On Tuesday, Asper School of Business Dean Bruno Silvestre joined Manitoba Keewatinowki Okimakanak (MKO) Grand Chief Garrison Settee and Norway House Cree Nation Chief Larson Anderson in Norway House, where the three signed onto a Memorandum of Understanding. (MOU)
“The Asper School of Business is taking historic steps in our ongoing journey toward Reconciliation by signing this MOU, the first of its kind for our school,” Silvestre said in a media release this week after the agreement was signed.
“This MOU formalizes our commitment to work closely with Norway House Cree Nation and MKO, supporting the future of First Nations people and business.”
According to MKO, the new agreement comes after several months of discussions and planning, and will now outline several areas of “synergy” between the respective parties, and where they can better work together to assist First Nations business students and prospective entrepreneurs.
The MOU lays out a number of steps to be taken to improve First Nations outcomes and experiences at the business school, and to “better meet their needs, and promote their academic success and personal well-being.”
The agreement calls for the development of joint programs and initiatives aimed at creating employment opportunities in business, economic development, and entrepreneurship for northern First Nations people, and for collaboration to integrate “greater First Nations-relevant training and topics” into Asper programs and courses,
It also calls for more initiatives that would connect First Nations people with members of the business community.
“After months of discussions and meetings, I am pleased to sign this MOU on behalf of Norway House Cree Nation,” Chief Anderson said.
“This MOU will lay the groundwork for a better path forward for the future of our youth and will provide opportunities that will ensure their professional and personal success for them and their families.”
According to MKO, the agreement also calls for a level of accountability, as it requires reporting annually to all parties on activities undertaken under the MOU.
Settee called the new agreement a “promising step,” as they look to create more employment, business and entrepreneurial opportunities for First Nations people in NHCN, and across northern Manitoba.
“I know the importance of providing access and opportunities for MKO First Nation members in all areas of education and in this case, business education,” Settee said. “The signing of this Memorandum of Understanding between the Asper School of Business, Norway House Cree Nation and Manitoba Keewatinowi Okimakanak is a promising step in the right direction.
“The business sector is key to the realization of self-determination for our people, and access and opportunities in business education are consistent with reconciliation.”
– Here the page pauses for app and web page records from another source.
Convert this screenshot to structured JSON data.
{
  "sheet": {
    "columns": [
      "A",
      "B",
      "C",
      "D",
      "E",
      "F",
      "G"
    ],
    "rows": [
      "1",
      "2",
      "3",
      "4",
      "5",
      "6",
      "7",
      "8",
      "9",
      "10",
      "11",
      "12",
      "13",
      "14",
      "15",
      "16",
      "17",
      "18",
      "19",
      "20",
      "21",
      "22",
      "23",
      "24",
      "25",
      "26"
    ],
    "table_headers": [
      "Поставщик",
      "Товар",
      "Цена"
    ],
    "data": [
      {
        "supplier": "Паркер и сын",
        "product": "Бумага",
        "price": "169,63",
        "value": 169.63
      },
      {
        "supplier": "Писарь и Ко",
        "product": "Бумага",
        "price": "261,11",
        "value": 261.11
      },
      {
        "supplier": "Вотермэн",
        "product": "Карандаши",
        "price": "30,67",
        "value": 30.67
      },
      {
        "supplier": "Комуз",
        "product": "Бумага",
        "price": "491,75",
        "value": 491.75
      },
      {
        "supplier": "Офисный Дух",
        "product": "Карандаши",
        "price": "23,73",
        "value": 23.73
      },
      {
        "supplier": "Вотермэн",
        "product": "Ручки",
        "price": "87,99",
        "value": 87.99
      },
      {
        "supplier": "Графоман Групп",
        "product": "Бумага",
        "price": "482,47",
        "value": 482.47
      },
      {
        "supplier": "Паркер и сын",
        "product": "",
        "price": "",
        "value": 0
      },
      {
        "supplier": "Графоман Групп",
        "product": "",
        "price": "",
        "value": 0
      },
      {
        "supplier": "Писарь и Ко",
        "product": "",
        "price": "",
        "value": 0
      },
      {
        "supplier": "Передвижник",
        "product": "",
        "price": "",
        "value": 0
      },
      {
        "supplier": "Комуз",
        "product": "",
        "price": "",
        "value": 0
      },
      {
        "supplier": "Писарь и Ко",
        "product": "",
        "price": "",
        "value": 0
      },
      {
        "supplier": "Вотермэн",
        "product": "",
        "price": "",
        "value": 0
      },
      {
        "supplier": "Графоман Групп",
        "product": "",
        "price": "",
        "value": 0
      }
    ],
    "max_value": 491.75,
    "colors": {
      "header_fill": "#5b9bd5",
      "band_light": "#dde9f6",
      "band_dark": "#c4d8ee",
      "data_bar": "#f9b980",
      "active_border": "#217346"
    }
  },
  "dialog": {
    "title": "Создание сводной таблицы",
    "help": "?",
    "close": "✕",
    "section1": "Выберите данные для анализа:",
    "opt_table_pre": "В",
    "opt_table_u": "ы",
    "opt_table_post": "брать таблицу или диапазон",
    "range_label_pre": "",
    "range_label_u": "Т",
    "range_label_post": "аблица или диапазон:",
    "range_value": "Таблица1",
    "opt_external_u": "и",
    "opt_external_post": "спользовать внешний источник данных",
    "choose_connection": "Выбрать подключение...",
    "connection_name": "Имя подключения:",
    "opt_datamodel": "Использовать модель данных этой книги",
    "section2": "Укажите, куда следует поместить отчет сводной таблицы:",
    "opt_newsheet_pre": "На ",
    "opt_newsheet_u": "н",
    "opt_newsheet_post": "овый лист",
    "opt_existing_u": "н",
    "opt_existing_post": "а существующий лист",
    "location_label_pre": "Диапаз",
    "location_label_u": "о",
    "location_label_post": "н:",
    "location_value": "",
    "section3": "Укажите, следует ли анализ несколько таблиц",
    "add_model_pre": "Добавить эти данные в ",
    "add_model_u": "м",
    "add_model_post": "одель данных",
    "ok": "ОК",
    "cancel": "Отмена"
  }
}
— Dave Baxter is a Local Journalism Initiative reporter who works out of the Winnipeg Sun. The Local Journalism Initiative is funded by the Government of Canada.